SINGAPORE – Filipinos packed a 1,600-seater Catholic parish here on Sunday afternoon, January 26, to celebrate the traditional Filipino feast of the Child Jesus as they prayed to avert a new deadly virus threatening the region.
The 58-year-old Church of Our Lady of Perpetual Succour on Siglap Hill, Singapore, was standing room only. It was the Fiesta Mass in honor of Santo Niño de Cebu, the Child Jesus symbolized by the Philippines’ oldest religious image that Spanish colonizers gave Cebu in the 1500s.
It was the 6th time that the Filipino community in Singapore was celebrating the Sinulog, but this year was different because Singapore is on alert. In Singapore, there have been at least 4 cases of the novel coronavirus, also known as the Wuhan virus, named after its reported place of origin in China. (READ: The global spread of the coronavirus: Where is it?)
Safety from the Wuhan virus was one of the prayers by Santo Niño devotees in Singapore on Sunday. With some of them wearing surgical masks, devotees joined not only the Mass but also the Sinulog procession afterwards.
“Since there’s the coronavirus, hopefully no Filipino is affected by this disease,” said Janice Papa, a Filipino who has been working in Singapore for almost 11 years. Papa, who has attended Sinulog celebrations in Singapore since 6 years ago, also prayed that Taal Volcano would not erupt again, and that she might have good health.
One of the event’s organizers, Eric Naguiat, also prayed that the Wuhan virus “will be prevented soon,” and that victims “be given God’s grace for their fast healing.”
The Philippine embassy in Singapore has advised Filipinos not to touch live animals or consume raw, undercooked food; avoid crowded places; observe proper hygiene; always wash their hands with soap; wear a mask if they have cough or shortness of breath; and seek doctors’ help if they feel unwell.
The local Catholic Church itself implemented its own precautionary measures, with the Archdiocese of Singapore indefinitely suspending the practice of communion by the mouth.
The Wuhan virus, however, did not stop the Sinulog in Singapore from demonstrating the vibrant faith of Filipinos anywhere in the world. Still it showed how Filipinos, from merely receiving the Gospel from Spaniards almost 500 years ago, are now the ones spreading Catholicism worldwide – in the words of Pope Francis late last year, “smugglers of the faith.”
“In the 500 years of our faith, we Filipinos have spread and proclaimed the faith to other places where we Filipinos live,” said Father Charlie Oasan, chaplain of Filipinos in Singapore, in an interview with Rappler.

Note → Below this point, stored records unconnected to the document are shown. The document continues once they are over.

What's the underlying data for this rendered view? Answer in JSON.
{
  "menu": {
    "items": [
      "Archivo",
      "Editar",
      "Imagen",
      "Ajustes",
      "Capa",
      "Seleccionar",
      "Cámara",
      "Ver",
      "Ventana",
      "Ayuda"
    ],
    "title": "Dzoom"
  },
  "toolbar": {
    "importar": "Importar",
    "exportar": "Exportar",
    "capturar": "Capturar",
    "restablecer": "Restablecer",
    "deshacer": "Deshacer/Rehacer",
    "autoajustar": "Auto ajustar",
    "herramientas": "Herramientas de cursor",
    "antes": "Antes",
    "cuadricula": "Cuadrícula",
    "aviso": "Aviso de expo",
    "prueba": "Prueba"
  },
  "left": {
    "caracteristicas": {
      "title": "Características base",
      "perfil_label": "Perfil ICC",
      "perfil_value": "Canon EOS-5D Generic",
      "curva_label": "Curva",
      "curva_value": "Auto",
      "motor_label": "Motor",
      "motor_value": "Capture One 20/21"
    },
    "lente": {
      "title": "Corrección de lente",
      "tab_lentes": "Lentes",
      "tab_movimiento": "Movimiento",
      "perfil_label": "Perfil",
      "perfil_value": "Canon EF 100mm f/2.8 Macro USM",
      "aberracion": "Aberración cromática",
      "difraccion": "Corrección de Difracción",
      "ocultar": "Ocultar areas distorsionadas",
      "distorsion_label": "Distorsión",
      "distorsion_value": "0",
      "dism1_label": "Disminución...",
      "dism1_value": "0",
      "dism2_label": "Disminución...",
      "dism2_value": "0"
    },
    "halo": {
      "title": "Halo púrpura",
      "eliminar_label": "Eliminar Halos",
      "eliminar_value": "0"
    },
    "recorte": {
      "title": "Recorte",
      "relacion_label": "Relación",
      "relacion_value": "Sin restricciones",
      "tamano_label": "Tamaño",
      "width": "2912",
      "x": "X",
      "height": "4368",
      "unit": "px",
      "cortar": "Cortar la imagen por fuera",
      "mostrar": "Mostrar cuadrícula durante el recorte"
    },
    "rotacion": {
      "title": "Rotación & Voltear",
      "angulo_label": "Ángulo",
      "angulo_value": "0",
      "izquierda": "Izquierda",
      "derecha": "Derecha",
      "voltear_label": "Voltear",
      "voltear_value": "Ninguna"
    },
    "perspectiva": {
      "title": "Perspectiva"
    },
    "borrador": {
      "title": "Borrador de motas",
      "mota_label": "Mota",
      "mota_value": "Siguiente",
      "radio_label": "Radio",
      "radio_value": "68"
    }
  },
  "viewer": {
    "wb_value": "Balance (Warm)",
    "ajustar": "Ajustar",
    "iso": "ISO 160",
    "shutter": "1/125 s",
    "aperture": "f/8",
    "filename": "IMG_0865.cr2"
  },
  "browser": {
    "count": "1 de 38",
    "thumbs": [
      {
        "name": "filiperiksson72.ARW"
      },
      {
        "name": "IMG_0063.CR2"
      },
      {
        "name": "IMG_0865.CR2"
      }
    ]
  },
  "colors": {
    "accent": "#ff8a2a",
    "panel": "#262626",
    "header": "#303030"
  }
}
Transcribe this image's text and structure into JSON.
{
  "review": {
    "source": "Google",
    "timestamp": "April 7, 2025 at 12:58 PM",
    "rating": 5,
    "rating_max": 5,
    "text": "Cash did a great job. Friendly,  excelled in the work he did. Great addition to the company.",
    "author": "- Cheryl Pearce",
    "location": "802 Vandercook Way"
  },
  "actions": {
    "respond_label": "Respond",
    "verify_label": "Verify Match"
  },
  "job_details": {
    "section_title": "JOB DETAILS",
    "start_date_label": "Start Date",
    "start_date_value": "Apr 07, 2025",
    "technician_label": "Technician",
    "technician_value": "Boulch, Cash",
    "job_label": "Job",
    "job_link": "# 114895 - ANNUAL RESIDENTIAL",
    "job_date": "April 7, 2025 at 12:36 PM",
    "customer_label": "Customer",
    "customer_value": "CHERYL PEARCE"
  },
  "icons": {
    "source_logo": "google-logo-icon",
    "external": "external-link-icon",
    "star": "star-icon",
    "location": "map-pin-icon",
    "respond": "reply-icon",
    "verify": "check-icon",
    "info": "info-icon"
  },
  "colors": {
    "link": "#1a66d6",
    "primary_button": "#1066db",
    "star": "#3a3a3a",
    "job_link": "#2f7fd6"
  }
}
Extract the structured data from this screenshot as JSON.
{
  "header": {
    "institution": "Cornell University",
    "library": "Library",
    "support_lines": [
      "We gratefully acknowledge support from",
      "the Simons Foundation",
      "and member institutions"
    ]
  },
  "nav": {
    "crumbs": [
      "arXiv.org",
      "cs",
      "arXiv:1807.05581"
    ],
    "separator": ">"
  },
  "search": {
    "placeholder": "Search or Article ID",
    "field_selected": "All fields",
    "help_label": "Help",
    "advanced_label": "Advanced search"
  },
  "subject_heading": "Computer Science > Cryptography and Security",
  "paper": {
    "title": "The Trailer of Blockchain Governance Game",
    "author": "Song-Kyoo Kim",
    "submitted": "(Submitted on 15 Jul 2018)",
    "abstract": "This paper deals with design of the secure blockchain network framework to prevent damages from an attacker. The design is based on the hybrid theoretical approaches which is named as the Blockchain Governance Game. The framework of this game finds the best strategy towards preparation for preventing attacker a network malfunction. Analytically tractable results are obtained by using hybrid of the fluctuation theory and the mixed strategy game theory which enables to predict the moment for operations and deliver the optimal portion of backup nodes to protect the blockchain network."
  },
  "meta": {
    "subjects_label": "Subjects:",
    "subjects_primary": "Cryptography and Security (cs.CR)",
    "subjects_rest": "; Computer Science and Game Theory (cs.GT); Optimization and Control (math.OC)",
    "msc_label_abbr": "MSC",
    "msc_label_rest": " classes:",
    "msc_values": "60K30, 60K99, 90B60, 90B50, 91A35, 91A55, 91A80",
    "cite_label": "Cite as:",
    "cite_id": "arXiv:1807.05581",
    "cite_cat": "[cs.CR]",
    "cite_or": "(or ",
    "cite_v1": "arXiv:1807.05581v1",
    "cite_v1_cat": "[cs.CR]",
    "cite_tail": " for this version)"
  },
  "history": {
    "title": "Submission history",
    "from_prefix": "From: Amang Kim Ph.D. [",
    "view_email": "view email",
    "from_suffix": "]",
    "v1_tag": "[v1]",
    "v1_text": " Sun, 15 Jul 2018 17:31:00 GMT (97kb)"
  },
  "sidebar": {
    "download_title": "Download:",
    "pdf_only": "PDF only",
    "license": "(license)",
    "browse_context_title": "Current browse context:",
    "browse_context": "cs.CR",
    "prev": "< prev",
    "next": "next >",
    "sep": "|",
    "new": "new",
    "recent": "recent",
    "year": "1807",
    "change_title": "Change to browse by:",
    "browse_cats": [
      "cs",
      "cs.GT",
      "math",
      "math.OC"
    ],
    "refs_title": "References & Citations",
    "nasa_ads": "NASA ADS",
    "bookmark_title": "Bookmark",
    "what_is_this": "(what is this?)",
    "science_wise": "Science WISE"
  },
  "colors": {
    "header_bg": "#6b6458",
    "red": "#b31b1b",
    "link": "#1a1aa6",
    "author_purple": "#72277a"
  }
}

The Sinulog Mass on Sunday ended with a symbolic gesture: Filipinos in Singapore, whose ancestors received the Santo Niño from their colonizers, handed dozens of these images to their Singaporean friends. – Rappler.com